[EXERCISE INPUT — start]
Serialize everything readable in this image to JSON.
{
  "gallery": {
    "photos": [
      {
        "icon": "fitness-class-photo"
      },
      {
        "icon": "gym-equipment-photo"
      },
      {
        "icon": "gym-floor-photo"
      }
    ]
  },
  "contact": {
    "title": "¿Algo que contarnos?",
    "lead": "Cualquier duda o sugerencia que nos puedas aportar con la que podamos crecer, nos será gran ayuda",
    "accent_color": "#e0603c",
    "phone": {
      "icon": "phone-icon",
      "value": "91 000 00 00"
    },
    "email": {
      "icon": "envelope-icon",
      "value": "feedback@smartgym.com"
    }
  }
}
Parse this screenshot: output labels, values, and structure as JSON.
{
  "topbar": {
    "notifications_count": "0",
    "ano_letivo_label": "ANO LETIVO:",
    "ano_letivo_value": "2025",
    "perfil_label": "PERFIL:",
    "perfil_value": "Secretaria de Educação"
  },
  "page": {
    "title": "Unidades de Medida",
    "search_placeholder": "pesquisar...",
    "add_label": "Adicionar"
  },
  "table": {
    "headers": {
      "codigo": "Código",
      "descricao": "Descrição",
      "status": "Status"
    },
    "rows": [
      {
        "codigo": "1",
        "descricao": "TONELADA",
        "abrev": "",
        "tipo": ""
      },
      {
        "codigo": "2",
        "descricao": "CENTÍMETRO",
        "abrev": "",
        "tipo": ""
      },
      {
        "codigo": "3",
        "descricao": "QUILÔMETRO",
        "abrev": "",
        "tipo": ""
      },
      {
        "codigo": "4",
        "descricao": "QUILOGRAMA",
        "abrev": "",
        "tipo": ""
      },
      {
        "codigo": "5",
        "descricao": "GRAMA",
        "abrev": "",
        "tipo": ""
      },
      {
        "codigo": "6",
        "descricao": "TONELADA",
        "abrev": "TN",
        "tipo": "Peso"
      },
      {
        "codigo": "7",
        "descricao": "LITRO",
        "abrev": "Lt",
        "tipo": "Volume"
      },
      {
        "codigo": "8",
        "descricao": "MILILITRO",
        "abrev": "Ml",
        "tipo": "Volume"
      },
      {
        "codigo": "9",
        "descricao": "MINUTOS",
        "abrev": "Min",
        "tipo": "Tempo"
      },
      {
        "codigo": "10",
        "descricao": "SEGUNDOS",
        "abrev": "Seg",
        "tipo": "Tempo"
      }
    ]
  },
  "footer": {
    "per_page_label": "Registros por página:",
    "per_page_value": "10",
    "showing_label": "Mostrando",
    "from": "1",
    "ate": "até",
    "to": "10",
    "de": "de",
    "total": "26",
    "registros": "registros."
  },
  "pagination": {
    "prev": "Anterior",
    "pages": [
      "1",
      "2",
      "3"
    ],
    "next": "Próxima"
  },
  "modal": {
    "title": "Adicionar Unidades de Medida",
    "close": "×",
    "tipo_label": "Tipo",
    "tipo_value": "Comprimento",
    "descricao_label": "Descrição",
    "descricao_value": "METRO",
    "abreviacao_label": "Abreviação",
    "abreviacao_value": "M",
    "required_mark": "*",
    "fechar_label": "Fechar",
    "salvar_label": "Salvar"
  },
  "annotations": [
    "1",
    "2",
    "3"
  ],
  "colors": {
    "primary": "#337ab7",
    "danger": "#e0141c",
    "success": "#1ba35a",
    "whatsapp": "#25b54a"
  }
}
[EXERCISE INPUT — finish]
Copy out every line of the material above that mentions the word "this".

WRITTEN RESPONSE
Serialize everything readable in this image to JSON.
Parse this screenshot: output labels, values, and structure as JSON.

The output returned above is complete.